As a brief introduction, the Friesian case is significant because the proposed facility would trigger (and require) millions of dollars’ worth of grid updates in the southeastern part of North Carolina. These grid improvements would facilitate extensive solar development in that part of the state, which is currently facing a huge backlog in systems waiting to be interconnected due to the outdated and insufficient grid infrastructure. In both the hearing and the post-hearing brief, NCSEA makes the case that Friesian has complied with all necessary requirements; demonstrated that the facility is consistent with the public convenience; and demonstrated necessity for the project and should be granted a CPCN.

Grid updates of any kind have a cost and supporting a proposal that could increase costs for ratepayers is something NCSEA does not take lightly.

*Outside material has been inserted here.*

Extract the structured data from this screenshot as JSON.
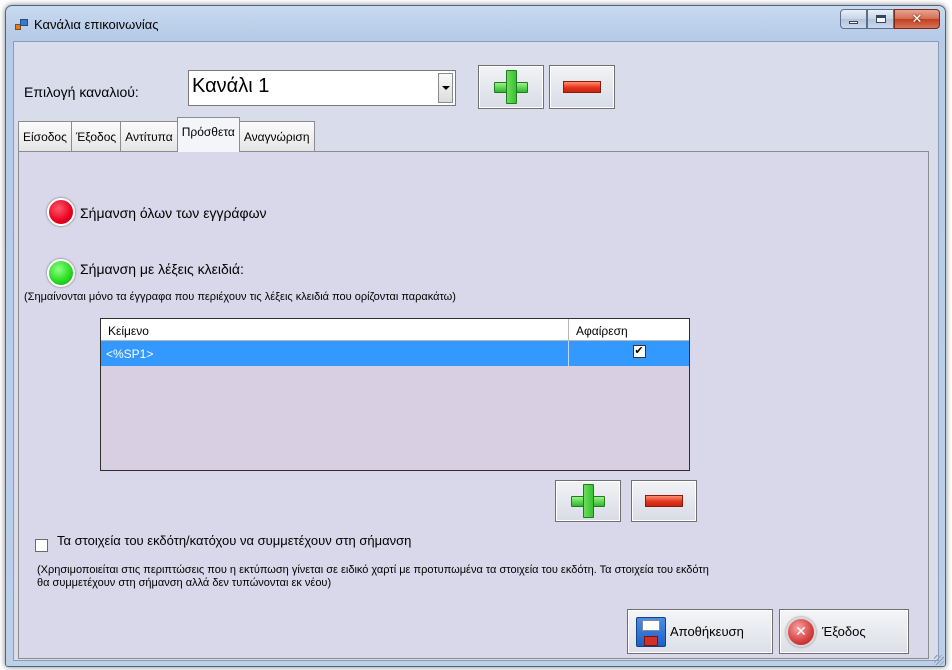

However, NCSEA strongly believes that Friesian’s proposed facility would be integral in achieving our greenhouse gas emission reduction goals as part of Executive Order #80 (EO80). The updates would also allow for significant cost savings for new solar systems in the area interconnected after Friesian as they would not be required to make further grid updates due to the Friesian updates.

In the post-hearing brief, NCSEA lays out the reasons that the NCUC should grant Friesian a CPCN. Some of these include:

  • North Carolina’s emissions reduction goals: without the system upgrades triggered by Friesian, it is likely our state would fall dramatically behind in our emission reduction goals.
  • The southeastern part of the state needs significant grid improvements to support the interconnection of the amount of solar systems we will need to meet the goals laid out in the Clean Energy Plan.
  • In the evidentiary hearing, a witness for Friesian quantified the benefits of meeting various emissions goals by testifying that a 51 percent reduction in CO2 emissions could lead to health benefits of nearly $445 million.
  • Friesian has successfully demonstrated “need”: the merchant power generated from the Friesian facility would be sold to the North Carolina Electric Membership Corporation (NCEMC). The clean power purchased from Friesian by NCEMC helps to fulfill NCEMC’s need to procure clean energy. Independent power producers, such as Friesian, are required to demonstrate “need” for a proposed system when applying for a merchant plant under a regulatory ruled called Rule R8-63. Here, the need is NCEMC’s contract showing a desire to procure clean energy. In executing a power purchase agreement with NCEMC, Friesian has demonstrated need.
  • Duke’s need for new generation is irrelevant: one of the objections to Friesian is that it does not satisfy the needs for new generation shown in Duke Energy Progress’ (DEP) integrated resource plan (IRP). NCSEA contends that the needs of DEP are irrelevant in this proceeding, because Friesian’s generation is being sold to NCEMC, not DEP.

NCSEA believes that the Friesian project is in the public interest and in the best interests of the State of North Carolina. Our team will continue to monitor this docket closely, and will update our members whenever we have further information from the NCUC.